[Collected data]
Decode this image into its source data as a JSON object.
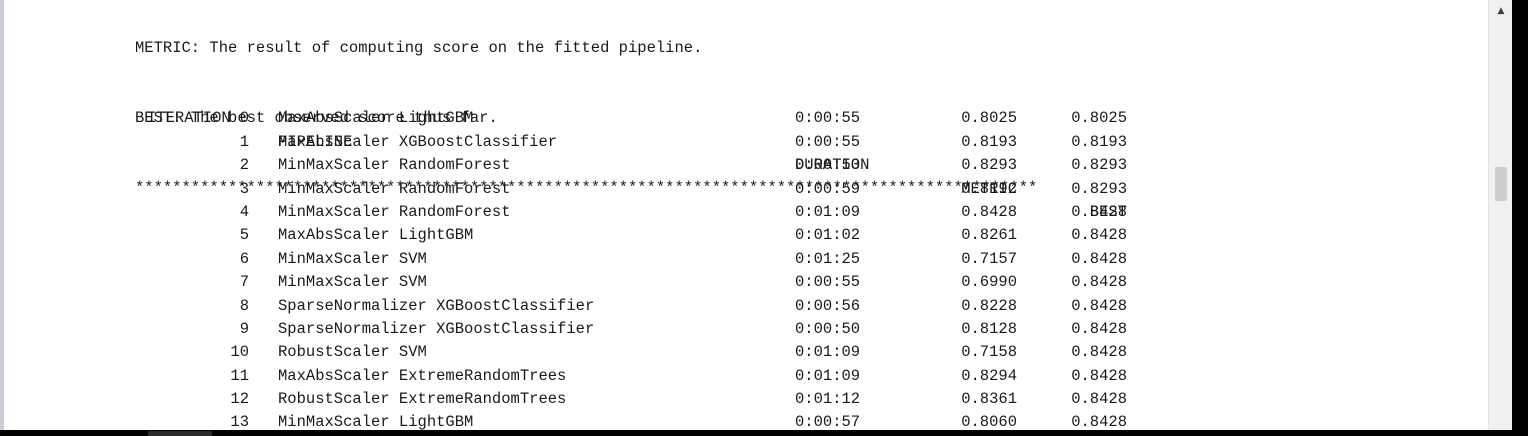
{
  "header": {
    "metric_line": "METRIC: The result of computing score on the fitted pipeline.",
    "best_line": "BEST: The best observed score thus far.",
    "separator": "*************************************************************************************************"
  },
  "table": {
    "columns": {
      "iteration": "ITERATION",
      "pipeline": "PIPELINE",
      "duration": "DURATION",
      "metric": "METRIC",
      "best": "BEST"
    },
    "rows": [
      {
        "iteration": "0",
        "pipeline": "MaxAbsScaler LightGBM",
        "duration": "0:00:55",
        "metric": "0.8025",
        "best": "0.8025"
      },
      {
        "iteration": "1",
        "pipeline": "MaxAbsScaler XGBoostClassifier",
        "duration": "0:00:55",
        "metric": "0.8193",
        "best": "0.8193"
      },
      {
        "iteration": "2",
        "pipeline": "MinMaxScaler RandomForest",
        "duration": "0:00:53",
        "metric": "0.8293",
        "best": "0.8293"
      },
      {
        "iteration": "3",
        "pipeline": "MinMaxScaler RandomForest",
        "duration": "0:00:59",
        "metric": "0.8192",
        "best": "0.8293"
      },
      {
        "iteration": "4",
        "pipeline": "MinMaxScaler RandomForest",
        "duration": "0:01:09",
        "metric": "0.8428",
        "best": "0.8428"
      },
      {
        "iteration": "5",
        "pipeline": "MaxAbsScaler LightGBM",
        "duration": "0:01:02",
        "metric": "0.8261",
        "best": "0.8428"
      },
      {
        "iteration": "6",
        "pipeline": "MinMaxScaler SVM",
        "duration": "0:01:25",
        "metric": "0.7157",
        "best": "0.8428"
      },
      {
        "iteration": "7",
        "pipeline": "MinMaxScaler SVM",
        "duration": "0:00:55",
        "metric": "0.6990",
        "best": "0.8428"
      },
      {
        "iteration": "8",
        "pipeline": "SparseNormalizer XGBoostClassifier",
        "duration": "0:00:56",
        "metric": "0.8228",
        "best": "0.8428"
      },
      {
        "iteration": "9",
        "pipeline": "SparseNormalizer XGBoostClassifier",
        "duration": "0:00:50",
        "metric": "0.8128",
        "best": "0.8428"
      },
      {
        "iteration": "10",
        "pipeline": "RobustScaler SVM",
        "duration": "0:01:09",
        "metric": "0.7158",
        "best": "0.8428"
      },
      {
        "iteration": "11",
        "pipeline": "MaxAbsScaler ExtremeRandomTrees",
        "duration": "0:01:09",
        "metric": "0.8294",
        "best": "0.8428"
      },
      {
        "iteration": "12",
        "pipeline": "RobustScaler ExtremeRandomTrees",
        "duration": "0:01:12",
        "metric": "0.8361",
        "best": "0.8428"
      },
      {
        "iteration": "13",
        "pipeline": "MinMaxScaler LightGBM",
        "duration": "0:00:57",
        "metric": "0.8060",
        "best": "0.8428"
      }
    ]
  },
  "scrollbar": {
    "up_arrow_icon": "scroll-up-arrow"
  }
}
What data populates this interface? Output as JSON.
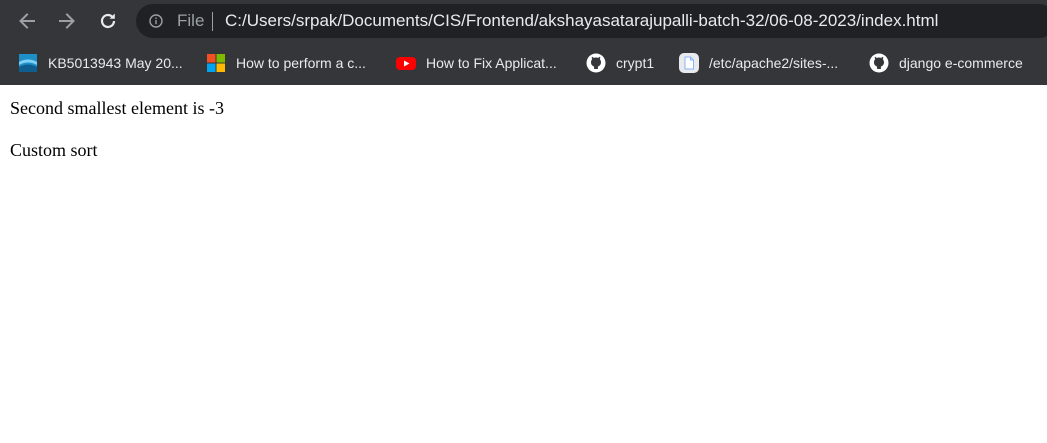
{
  "browser": {
    "address_bar": {
      "scheme_label": "File",
      "url": "C:/Users/srpak/Documents/CIS/Frontend/akshayasatarajupalli-batch-32/06-08-2023/index.html"
    },
    "bookmarks": [
      {
        "label": "KB5013943 May 20...",
        "icon": "kb-icon"
      },
      {
        "label": "How to perform a c...",
        "icon": "microsoft-icon"
      },
      {
        "label": "How to Fix Applicat...",
        "icon": "youtube-icon"
      },
      {
        "label": "crypt1",
        "icon": "github-icon"
      },
      {
        "label": "/etc/apache2/sites-...",
        "icon": "document-icon"
      },
      {
        "label": "django e-commerce",
        "icon": "github-icon"
      }
    ]
  },
  "page": {
    "paragraphs": [
      "Second smallest element is -3",
      "Custom sort"
    ]
  },
  "colors": {
    "chrome_bg": "#35363a",
    "omnibox_bg": "#202124",
    "youtube_red": "#ff0000",
    "kb_blue": "#1e90c8"
  }
}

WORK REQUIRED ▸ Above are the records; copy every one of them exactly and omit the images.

ANSWER ▸
Decode this image into its source data as a JSON object.
{
  "header": {
    "metric_line": "METRIC: The result of computing score on the fitted pipeline.",
    "best_line": "BEST: The best observed score thus far.",
    "separator": "*************************************************************************************************"
  },
  "table": {
    "columns": {
      "iteration": "ITERATION",
      "pipeline": "PIPELINE",
      "duration": "DURATION",
      "metric": "METRIC",
      "best": "BEST"
    },
    "rows": [
      {
        "iteration": "0",
        "pipeline": "MaxAbsScaler LightGBM",
        "duration": "0:00:55",
        "metric": "0.8025",
        "best": "0.8025"
      },
      {
        "iteration": "1",
        "pipeline": "MaxAbsScaler XGBoostClassifier",
        "duration": "0:00:55",
        "metric": "0.8193",
        "best": "0.8193"
      },
      {
        "iteration": "2",
        "pipeline": "MinMaxScaler RandomForest",
        "duration": "0:00:53",
        "metric": "0.8293",
        "best": "0.8293"
      },
      {
        "iteration": "3",
        "pipeline": "MinMaxScaler RandomForest",
        "duration": "0:00:59",
        "metric": "0.8192",
        "best": "0.8293"
      },
      {
        "iteration": "4",
        "pipeline": "MinMaxScaler RandomForest",
        "duration": "0:01:09",
        "metric": "0.8428",
        "best": "0.8428"
      },
      {
        "iteration": "5",
        "pipeline": "MaxAbsScaler LightGBM",
        "duration": "0:01:02",
        "metric": "0.8261",
        "best": "0.8428"
      },
      {
        "iteration": "6",
        "pipeline": "MinMaxScaler SVM",
        "duration": "0:01:25",
        "metric": "0.7157",
        "best": "0.8428"
      },
      {
        "iteration": "7",
        "pipeline": "MinMaxScaler SVM",
        "duration": "0:00:55",
        "metric": "0.6990",
        "best": "0.8428"
      },
      {
        "iteration": "8",
        "pipeline": "SparseNormalizer XGBoostClassifier",
        "duration": "0:00:56",
        "metric": "0.8228",
        "best": "0.8428"
      },
      {
        "iteration": "9",
        "pipeline": "SparseNormalizer XGBoostClassifier",
        "duration": "0:00:50",
        "metric": "0.8128",
        "best": "0.8428"
      },
      {
        "iteration": "10",
        "pipeline": "RobustScaler SVM",
        "duration": "0:01:09",
        "metric": "0.7158",
        "best": "0.8428"
      },
      {
        "iteration": "11",
        "pipeline": "MaxAbsScaler ExtremeRandomTrees",
        "duration": "0:01:09",
        "metric": "0.8294",
        "best": "0.8428"
      },
      {
        "iteration": "12",
        "pipeline": "RobustScaler ExtremeRandomTrees",
        "duration": "0:01:12",
        "metric": "0.8361",
        "best": "0.8428"
      },
      {
        "iteration": "13",
        "pipeline": "MinMaxScaler LightGBM",
        "duration": "0:00:57",
        "metric": "0.8060",
        "best": "0.8428"
      }
    ]
  },
  "scrollbar": {
    "up_arrow_icon": "scroll-up-arrow"
  }
}
What data populates this interface? Output as JSON.
{
  "browser": {
    "address_bar": {
      "scheme_label": "File",
      "url": "C:/Users/srpak/Documents/CIS/Frontend/akshayasatarajupalli-batch-32/06-08-2023/index.html"
    },
    "bookmarks": [
      {
        "label": "KB5013943 May 20...",
        "icon": "kb-icon"
      },
      {
        "label": "How to perform a c...",
        "icon": "microsoft-icon"
      },
      {
        "label": "How to Fix Applicat...",
        "icon": "youtube-icon"
      },
      {
        "label": "crypt1",
        "icon": "github-icon"
      },
      {
        "label": "/etc/apache2/sites-...",
        "icon": "document-icon"
      },
      {
        "label": "django e-commerce",
        "icon": "github-icon"
      }
    ]
  },
  "page": {
    "paragraphs": [
      "Second smallest element is -3",
      "Custom sort"
    ]
  },
  "colors": {
    "chrome_bg": "#35363a",
    "omnibox_bg": "#202124",
    "youtube_red": "#ff0000",
    "kb_blue": "#1e90c8"
  }
}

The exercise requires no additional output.